FBR Capital expects Washington Federal will look to do one big deal, rather than a series of small ones; and that the company is seeking a transaction that will increase its exposure to commercial loans, a move that would allow it to better manage interest rate risk on its balance sheet. The firm notes its current price target of $20 on the stock doesn't reflect the upside of any FDIC-assisted deal. Washington Federal shares closed Monday at $19.05, up 0.8%. The stock is up nearly 29% over the past 52 weeks, and hit its high for the past year of $19.68 last week.

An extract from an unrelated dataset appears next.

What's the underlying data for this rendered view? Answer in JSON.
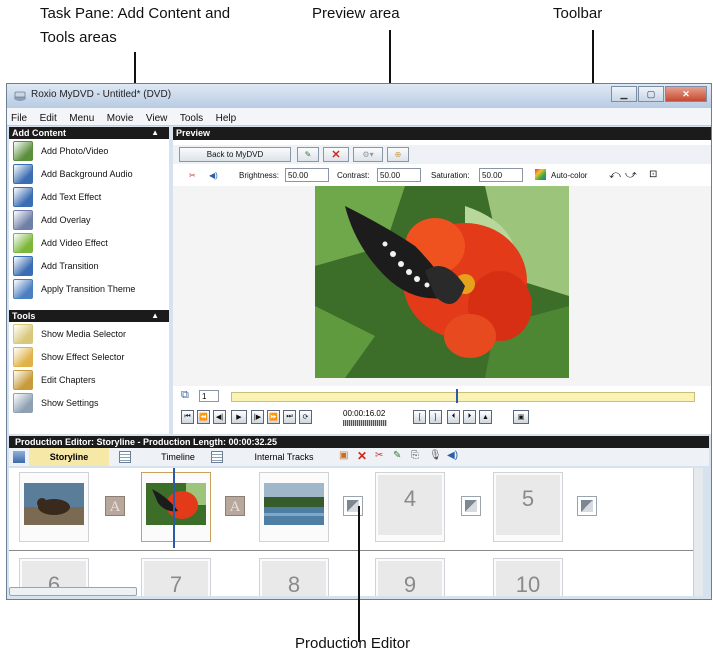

Among the other banks that FBR Capital highlights, New York Community Bancorp is interesting because the firm believes the company is holding out for a comparatively large deal ($10 billion or more in assets), and that it may have a hard time getting one done because of the parameters it's putting on any transaction and the crowded field of bidders.

"We infer from management's comments that it is seeking returns in excess of 1.25% ROA, but as failed bank auctions become increasingly competitive, the possibility of a low-priced, high-return transaction is increasingly challenging," the firm says.

So while a deal involving New York Community Bancorp would grab big headlines, and be a boon to the bottom line (FBR Capital estimates a $12.5 billion

assets assisted transaction would be 14% accretive to the company's 2011 earnings per share assuming a 1.25% ROA), it's also less likely a scenario than others that the firm lays out. Shares of New York Community Bancorp gained a dime to finish at $11.37 on Monday. The stock, which FBR Capital reiterated at market perform, is up less than 1 percent for the past 52 weeks.

NewAlliance garnered an upgrade to outperform from FBR Capital as part of the call, with the firm citing "the strong earnings accretion potential of an assisted transaction, as well as our view that there is a good likelihood that NAL will be able to acquire a few billion dollars of assets" this way.

The firm estimates even a small deal of as little as $500 million in assets should be 10% accretive to the New Haven, Conn.-based company's earnings, and it feels the company will benefit from potential failures in the Northeast U.S. region, which is generally perceived as being solid but does have its share of weak banks. The stock closed 3% higher on Monday at $11.96. FBR Capital has a $13 price target on the shares.

Interestingly, People's United Financial pulled the trigger on a deal of another kind Monday, announcing its agreement to acquire

Financial Federal Corp.

(FIF) - Get First Trust Energy Infrastructure Fund Report

before the opening bell. Rather than a failed bank, the $738 million cash-and-stock transaction gives People's United a provider of construction equipment-related leasing and lending services. In its note composed prior to the deal, FBR Capital estimated People's United had $2.5 billion in excess capital, and said if the company can complete a deal for $30 billion or more in failed bank assets, "there is likely good upside for the shares." People's United shares fell 2.7% to finish at $16.03.

East West Bancorp shares are up more than 60% since it announced its deal to acquire the assets of UCBH Holdings on Nov. 6, while Iberiabank's stock has gained nearly 20% since it snapped up certain assets of two failed Florida-based banks on Nov. 13.

Written by Michael Baron in New York.